Nostalgic story of how a family’s fridge art and magnets were a scrapbook before scrapbooking was in.
Story by Al Batt
Every refrigerator door tells a story. This one was a nostalgic shrine to the miracle of family and magnetism.
I was visiting a friend, sitting at the kitchen table as she brewed tea and made small talk about the weather. (It’s a Minnesota law. We have to talk about the weather.) I listened as best I could until my attention was drawn to the refrigerator door, which was bristling with magnets. That refrigerator had enough magnetic insulation to keep the cold in.
My friend noticed where my eyes had strayed. She told me her mother had died recently, and when the children picked out what they wanted from her possessions, she chose the refrigerator magnets. On days with sharp elbows, the fridge art of nostalgic magnets gave her comfort.
I understood how magnets and fridge art could be mementos of someone’s life. Magnets with funny slogans and intriguing shapes had turned the door into a nostalgic family photo album of fridge art. They also held crayon drawings, report cards, bills, menus, quotes, obituaries, business cards, phone numbers, recipes, greeting cards, letters, cartoons, newspaper clippings, coupons, notes, grocery lists—and a lifetime of fridge art and nostalgic memories. It would take a hardened soul to read a stranger’s refrigerator door and remain emotionally uninvolved.
I remember some of the things magnets held to my own mother’s refrigerator door—fridge art, sayings that made me contemplative and newspaper comics that made me laugh. A refrigerator door is an art show and a kitchen’s bumper sticker. It was a scrapbook before scrapbooking was in.
Mother had obtained her refrigerator long before there were colors like harvest gold and avocado green. Her appliance was an exotic hue called “white” and had three climate zones.

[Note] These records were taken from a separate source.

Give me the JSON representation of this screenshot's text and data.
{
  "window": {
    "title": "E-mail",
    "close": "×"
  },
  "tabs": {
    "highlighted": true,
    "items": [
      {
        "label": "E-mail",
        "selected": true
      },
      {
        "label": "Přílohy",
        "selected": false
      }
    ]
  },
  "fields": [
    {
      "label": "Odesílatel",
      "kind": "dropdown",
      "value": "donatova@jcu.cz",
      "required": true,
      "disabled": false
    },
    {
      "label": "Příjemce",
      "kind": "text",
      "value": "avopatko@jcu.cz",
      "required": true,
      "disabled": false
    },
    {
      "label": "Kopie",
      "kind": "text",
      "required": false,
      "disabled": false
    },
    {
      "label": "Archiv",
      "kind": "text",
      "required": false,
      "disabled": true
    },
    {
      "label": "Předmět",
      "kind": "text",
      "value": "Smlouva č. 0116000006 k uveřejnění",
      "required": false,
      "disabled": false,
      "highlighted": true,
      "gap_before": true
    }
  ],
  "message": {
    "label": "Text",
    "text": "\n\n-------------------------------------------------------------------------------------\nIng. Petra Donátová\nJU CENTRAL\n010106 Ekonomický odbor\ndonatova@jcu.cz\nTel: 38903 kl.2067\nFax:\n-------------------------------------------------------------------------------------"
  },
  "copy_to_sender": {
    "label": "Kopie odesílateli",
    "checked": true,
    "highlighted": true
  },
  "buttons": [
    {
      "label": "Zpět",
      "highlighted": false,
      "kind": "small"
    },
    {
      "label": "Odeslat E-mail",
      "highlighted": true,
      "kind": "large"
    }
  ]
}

The first, closest to the door, kept things at room temperature. We put nothing there. The second zone was in the middle and maintained the temperature close to the expected level. The third area, at the rear, froze things. It was used only when we had to chill something in a hurry. Mom’s fridge needed to be defrosted sometimes, but the door got an annual spring cleaning.
A refrigerator door of memories is a family encyclopedia. It is a form of journaling; it serves as a communications center. In my bachelor years, I had more on the outside of my refrigerator than I had inside. The fridge art gave me something to read and took my mind off my hunger.
The current library of fridge art at the Batt Cave has been downsized for the sake of expediency. No reams of paper stick to it. Various electronic instruments of communication have usurped its information-exchange duties. But the door is still an important daily organizer. The magnets hold up messages, a notepad for grocery lists, emergency telephone numbers, photos, cartoons and other necessities.
The other day, my lovely wife and I were walking to Target Field to see the Minnesota Twins play baseball. I said to her, “I wish I had brought the refrigerator with me.”
She gave me that look she has become good at giving me. “Why on earth would you want to bring the refrigerator with you?” she asked. It was a reasonable question.
I replied, “Because our tickets are under a magnet on the door.”